> [WHAT IS EXPECTED]
Write out the listing again, exactly as it appears below.

> [DATA SHOWN]
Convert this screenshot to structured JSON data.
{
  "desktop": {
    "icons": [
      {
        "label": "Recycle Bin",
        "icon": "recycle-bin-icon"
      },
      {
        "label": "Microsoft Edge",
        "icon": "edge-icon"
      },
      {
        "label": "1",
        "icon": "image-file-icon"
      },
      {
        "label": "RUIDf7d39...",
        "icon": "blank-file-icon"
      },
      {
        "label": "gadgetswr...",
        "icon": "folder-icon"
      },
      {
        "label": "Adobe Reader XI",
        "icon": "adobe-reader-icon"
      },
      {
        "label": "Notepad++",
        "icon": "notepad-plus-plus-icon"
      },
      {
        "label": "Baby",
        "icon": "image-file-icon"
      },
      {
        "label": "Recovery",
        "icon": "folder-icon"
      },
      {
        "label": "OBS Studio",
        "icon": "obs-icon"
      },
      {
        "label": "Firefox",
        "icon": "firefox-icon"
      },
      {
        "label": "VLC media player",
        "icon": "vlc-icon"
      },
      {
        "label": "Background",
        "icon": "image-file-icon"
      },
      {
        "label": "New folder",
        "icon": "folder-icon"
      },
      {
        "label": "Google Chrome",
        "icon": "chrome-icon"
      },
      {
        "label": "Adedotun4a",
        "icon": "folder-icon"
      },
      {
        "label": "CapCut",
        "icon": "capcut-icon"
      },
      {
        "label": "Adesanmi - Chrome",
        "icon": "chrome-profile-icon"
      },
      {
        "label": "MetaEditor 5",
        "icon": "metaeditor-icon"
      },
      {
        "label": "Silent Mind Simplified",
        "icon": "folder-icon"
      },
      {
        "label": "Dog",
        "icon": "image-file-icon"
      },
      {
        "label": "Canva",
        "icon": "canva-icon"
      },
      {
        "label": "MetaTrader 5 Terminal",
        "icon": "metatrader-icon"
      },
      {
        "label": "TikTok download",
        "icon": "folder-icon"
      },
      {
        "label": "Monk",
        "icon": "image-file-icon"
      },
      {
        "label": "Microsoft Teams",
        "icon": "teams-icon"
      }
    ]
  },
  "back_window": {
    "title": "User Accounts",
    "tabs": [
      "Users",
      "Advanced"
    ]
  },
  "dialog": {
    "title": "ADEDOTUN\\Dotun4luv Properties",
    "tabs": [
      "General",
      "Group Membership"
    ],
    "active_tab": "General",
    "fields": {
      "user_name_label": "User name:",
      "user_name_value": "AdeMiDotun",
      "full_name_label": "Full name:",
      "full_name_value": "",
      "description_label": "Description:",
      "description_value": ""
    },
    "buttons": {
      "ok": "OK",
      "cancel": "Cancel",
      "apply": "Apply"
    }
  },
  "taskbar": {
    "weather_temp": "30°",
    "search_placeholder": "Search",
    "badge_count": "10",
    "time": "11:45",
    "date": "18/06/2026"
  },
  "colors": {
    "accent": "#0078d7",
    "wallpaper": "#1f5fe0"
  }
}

> [PROBLEM SOLUTION]
Convert this screenshot to structured JSON data.
{
  "desktop": {
    "icons": [
      {
        "label": "Recycle Bin",
        "icon": "recycle-bin-icon"
      },
      {
        "label": "Microsoft Edge",
        "icon": "edge-icon"
      },
      {
        "label": "1",
        "icon": "image-file-icon"
      },
      {
        "label": "RUIDf7d39...",
        "icon": "blank-file-icon"
      },
      {
        "label": "gadgetswr...",
        "icon": "folder-icon"
      },
      {
        "label": "Adobe Reader XI",
        "icon": "adobe-reader-icon"
      },
      {
        "label": "Notepad++",
        "icon": "notepad-plus-plus-icon"
      },
      {
        "label": "Baby",
        "icon": "image-file-icon"
      },
      {
        "label": "Recovery",
        "icon": "folder-icon"
      },
      {
        "label": "OBS Studio",
        "icon": "obs-icon"
      },
      {
        "label": "Firefox",
        "icon": "firefox-icon"
      },
      {
        "label": "VLC media player",
        "icon": "vlc-icon"
      },
      {
        "label": "Background",
        "icon": "image-file-icon"
      },
      {
        "label": "New folder",
        "icon": "folder-icon"
      },
      {
        "label": "Google Chrome",
        "icon": "chrome-icon"
      },
      {
        "label": "Adedotun4a",
        "icon": "folder-icon"
      },
      {
        "label": "CapCut",
        "icon": "capcut-icon"
      },
      {
        "label": "Adesanmi - Chrome",
        "icon": "chrome-profile-icon"
      },
      {
        "label": "MetaEditor 5",
        "icon": "metaeditor-icon"
      },
      {
        "label": "Silent Mind Simplified",
        "icon": "folder-icon"
      },
      {
        "label": "Dog",
        "icon": "image-file-icon"
      },
      {
        "label": "Canva",
        "icon": "canva-icon"
      },
      {
        "label": "MetaTrader 5 Terminal",
        "icon": "metatrader-icon"
      },
      {
        "label": "TikTok download",
        "icon": "folder-icon"
      },
      {
        "label": "Monk",
        "icon": "image-file-icon"
      },
      {
        "label": "Microsoft Teams",
        "icon": "teams-icon"
      }
    ]
  },
  "back_window": {
    "title": "User Accounts",
    "tabs": [
      "Users",
      "Advanced"
    ]
  },
  "dialog": {
    "title": "ADEDOTUN\\Dotun4luv Properties",
    "tabs": [
      "General",
      "Group Membership"
    ],
    "active_tab": "General",
    "fields": {
      "user_name_label": "User name:",
      "user_name_value": "AdeMiDotun",
      "full_name_label": "Full name:",
      "full_name_value": "",
      "description_label": "Description:",
      "description_value": ""
    },
    "buttons": {
      "ok": "OK",
      "cancel": "Cancel",
      "apply": "Apply"
    }
  },
  "taskbar": {
    "weather_temp": "30°",
    "search_placeholder": "Search",
    "badge_count": "10",
    "time": "11:45",
    "date": "18/06/2026"
  },
  "colors": {
    "accent": "#0078d7",
    "wallpaper": "#1f5fe0"
  }
}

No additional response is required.